Kieran Foran at a post-match media conference last year when he was captain of the Eels.
Kieran Foran at a post-match media conference last year when he was captain of the Eels. MICHAEL CHAMBERS

Foran set to meet with NRL's integrity unit

TROUBLED NRL star Kieran Foran's road to redemption starts next week.

He will meet with the NRL's integrity unit to answer two critical questions before he is fully registered to join the Warriors next season.

But the rumours have been swirling out of Sydney that there's almost no way the NRL will allow his return.

That has led to some critics to suggest Warriors chief executive Jim Doyle is wasting his time pursuing Foran.

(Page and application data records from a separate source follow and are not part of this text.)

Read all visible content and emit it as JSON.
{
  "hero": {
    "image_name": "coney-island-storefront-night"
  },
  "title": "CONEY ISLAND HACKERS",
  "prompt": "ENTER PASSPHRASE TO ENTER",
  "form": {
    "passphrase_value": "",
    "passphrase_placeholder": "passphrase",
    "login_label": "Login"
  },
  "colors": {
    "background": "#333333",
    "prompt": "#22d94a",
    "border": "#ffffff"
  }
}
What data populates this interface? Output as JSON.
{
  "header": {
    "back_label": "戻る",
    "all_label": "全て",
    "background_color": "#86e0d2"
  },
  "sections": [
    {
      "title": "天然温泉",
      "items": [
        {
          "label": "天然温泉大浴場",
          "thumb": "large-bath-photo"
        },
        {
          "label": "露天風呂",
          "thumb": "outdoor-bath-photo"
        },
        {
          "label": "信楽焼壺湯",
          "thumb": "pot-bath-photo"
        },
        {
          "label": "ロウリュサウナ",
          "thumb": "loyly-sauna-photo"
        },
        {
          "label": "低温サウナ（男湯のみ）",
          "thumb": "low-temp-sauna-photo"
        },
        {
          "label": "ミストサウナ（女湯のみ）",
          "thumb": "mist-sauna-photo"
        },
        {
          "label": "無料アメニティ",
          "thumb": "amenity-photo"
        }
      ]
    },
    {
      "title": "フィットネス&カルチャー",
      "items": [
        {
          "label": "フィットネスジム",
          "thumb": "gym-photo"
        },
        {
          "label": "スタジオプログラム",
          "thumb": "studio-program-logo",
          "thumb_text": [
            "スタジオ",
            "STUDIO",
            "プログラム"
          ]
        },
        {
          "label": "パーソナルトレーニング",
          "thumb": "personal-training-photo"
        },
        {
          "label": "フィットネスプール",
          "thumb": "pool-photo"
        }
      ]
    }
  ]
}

"The feedback that I've been receiving has certainly not been telling me that under no circumstances will he be registered,” he told Newstalk ZB's Tony Veitch.

"If I had been told by the NRL that there is no way they are going to register him for next year, we wouldn't be in this position.

"We wouldn't set him up to fail that's for sure.”

Foran will have more than one meeting with the integrity unit, and he will talk to more than one or two people.

The first question - what was Foran's relationship with controversial underground figure Eddie Hayson, and did he have any involvement in match fixing?

On both accounts, Foran professes his innocence, and Doyle thinks the same.

Doyle said Foran had denied any match fixing from the moment he step foot in the club, and the Warriors frontman believes every word.

"He plays to win, and when we watch him play, we see that,” said Doyle.

"He definitely said that match fixing and those sort things are just deplorable and not something he'd ever expect any of his teammates to do, never mind himself.”

Doyle also told Veitch, on the record, that Foran had looked him in the eye and denied all claims.

Which moves on to the second question, and perhaps the one that Foran will face his toughest battle with - what is his current state of mind and is he ready to return to football?

Doyle has been vocal on this for the past two months, and thinks Foran's progress is an indication of his readiness to return.

"It'll take a bit of time, but obviously we'll get there,” Doyle said.

"We've got the right support around him already. We've got him working with various experts and things.

"You could see with our environment, he felt really comfortable really quickly.

"When he first came over a few months back, I saw that straight away. Coming in the front door, at a new place, he was a little bit apprehensive, but within 10 minutes he had a lot of familiar people around him.”

Doyle said he and his staff had been prepping Foran for his meetings, ensuring he knows exactly what questions will be asked.